#### HOW TO COMPLETE THIS TASK:
Search the records below for the string "title" and copy each line where it turns up.
--------------------
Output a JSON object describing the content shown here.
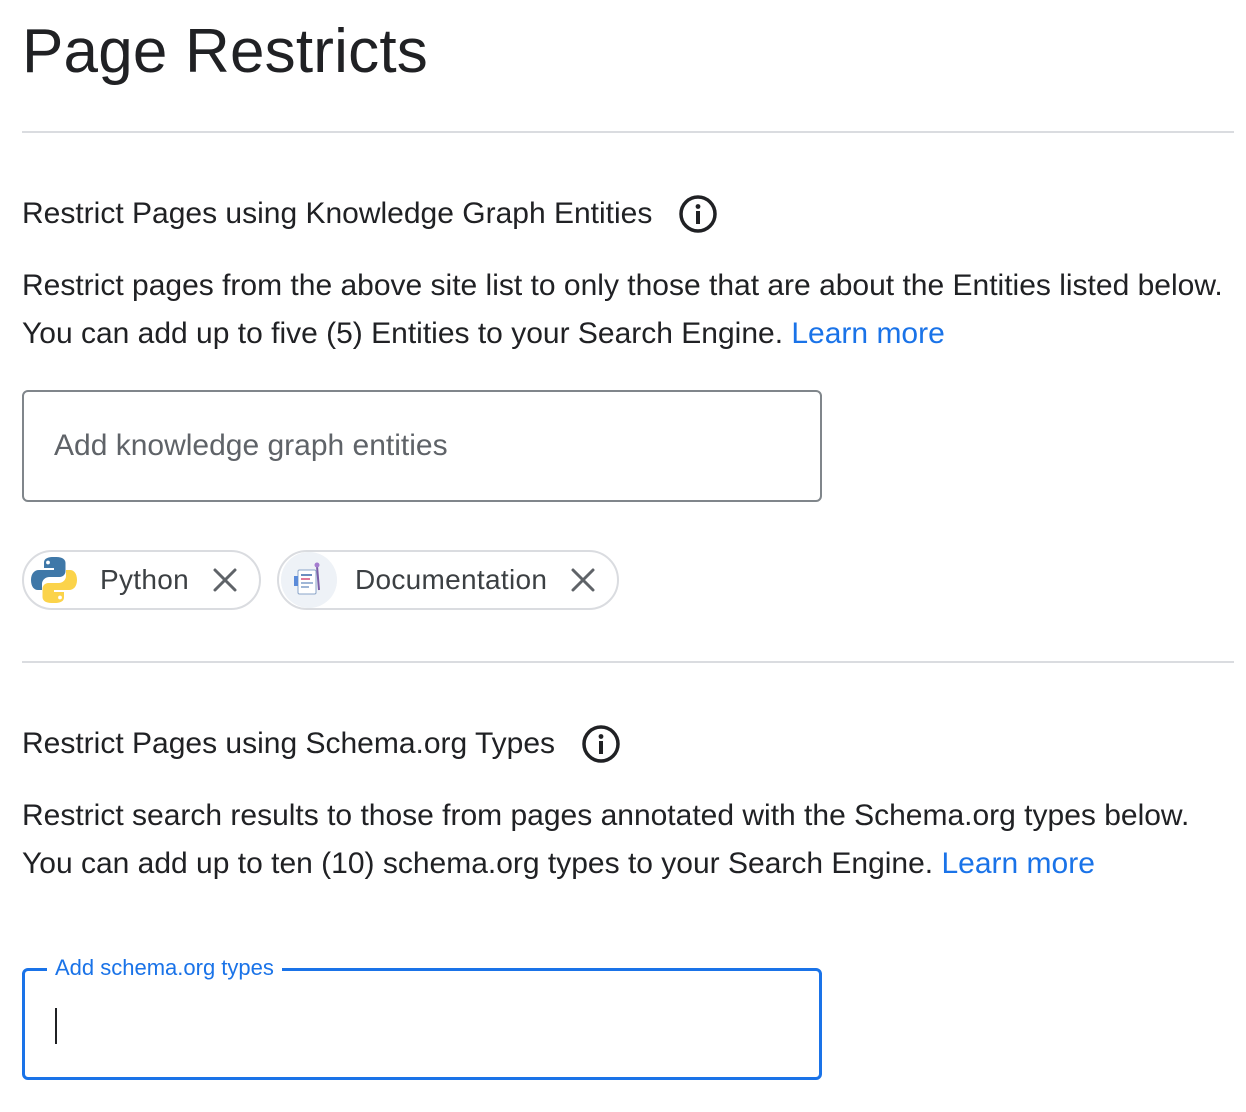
{
  "page": {
    "title": "Page Restricts"
  },
  "kg_section": {
    "title": "Restrict Pages using Knowledge Graph Entities",
    "info_icon": "info-icon",
    "description": "Restrict pages from the above site list to only those that are about the Entities listed below. You can add up to five (5) Entities to your Search Engine.",
    "learn_more": "Learn more",
    "input": {
      "placeholder": "Add knowledge graph entities",
      "value": ""
    },
    "chips": [
      {
        "label": "Python",
        "icon": "python-logo-icon",
        "remove_icon": "close-icon"
      },
      {
        "label": "Documentation",
        "icon": "documentation-image-icon",
        "remove_icon": "close-icon"
      }
    ]
  },
  "schema_section": {
    "title": "Restrict Pages using Schema.org Types",
    "info_icon": "info-icon",
    "description": "Restrict search results to those from pages annotated with the Schema.org types below. You can add up to ten (10) schema.org types to your Search Engine.",
    "learn_more": "Learn more",
    "input": {
      "label": "Add schema.org types",
      "value": "",
      "state": "focused"
    }
  },
  "colors": {
    "link": "#1a73e8",
    "focus": "#1a73e8",
    "divider": "#dadce0",
    "text": "#202124"
  }
}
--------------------
#### THE ANSWER:
    "title": "Page Restricts"
    "title": "Restrict Pages using Knowledge Graph Entities",
    "title": "Restrict Pages using Schema.org Types",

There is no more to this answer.